Risk of harm
Is a pattern of practice over a period of time or single incident that suggests the doctor's practice of medicine may not meet the required standard of competence.
Resident medical officer (RMO) / Resident doctor
A term that covers house officers and registrars. RMOs or resident doctors may also be known as junior doctors in some countries.
Any doctor who has been approved or is eligible for registration needs to have a registration meeting to confirm their identity, their disclosures and declarations , and practising intentions.
Recertification is the process used to ensure doctors are competent to practise within the scope in which they are registered and practising.
Typically refers to the level of post a doctor holds when participating in a vocational training programme. Depending on experience, a doctor may be eligible to work as a registrar in their third year post graduation.
Alternatively, this may refer to Council’s Registrar, the individual appointed by Council under the HPCAA to carry out and implement the statutory decision-making of Council.
Registration is a term used to describe the process where doctors apply to be added to the New Zealand medical register.
S - Senior house officer to supervision
Senior house officer

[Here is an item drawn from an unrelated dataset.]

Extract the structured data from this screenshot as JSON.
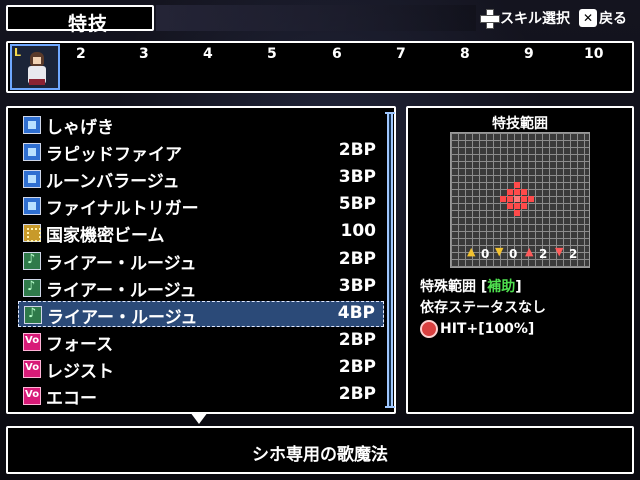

A doctor who has already completed one year of employment post-graduation.
Scope of practice
All practising doctors in New Zealand are registered in one or more scopes of practice.
Statutory declarations made in front of a certifying official are used to confirm the identity, nationality, marital status of a doctor.
All doctors registered in a provisional general, provisional vocational or special purpose scope of practice (other than PGY1s) must submit three-monthly supervision reports to us.
Supervision of international medical graduates
Supervision is a requirement of registration for all new doctors in New Zealand. It enables the doctor's performance to be assessed to ensure the health and safety public while the doctor becomes familiar with the New Zealand health system and required standard of practice.
T - Training provider
The HPCAA 2003 uses the term ‘education institutions’ for organisations or training providers that may be accredited to provide education and training for a health practitioner. Council prefers the term ‘training provider’ to ensure consistency across the medical profession. When referring to:
- prevocational medical training, the MCNZ uses ‘prevocational medical training provider’ and
- vocational medical training, the MCNZ use ‘vocational medical training provider’ (previously referred to as vocational education and advisory bodies (VEABSs), or a ‘recertification training provider’ or an ‘outsourced medical training provider’.
U - No results
V - VEAB to VPA assessor
Vocational Education and Advisory Body (VEAB)
A VEAB is a specialist college, society or association. Refer to medical college or training provider.
Vocational practice assessment (VPA)
A vocational practice assessment (VPA) is a means of assessing competence. Typically, international medical graduates practising on the provisional vocational assessment pathway, who have not undertaken comparable examinations in their own training programme. are required to undergo a VPA before they are eligible to apply for registration within the relevant vocational scope of practice.
Vocational practice assessment assessors
Two assessors who perform the VPA are selected by us with input from the relevant medical college.
Vocational scope of practice
A doctor who has completed his or her vocational training as a specialist and has appropriate qualifications and experience can be registered within a vocational scope of practice.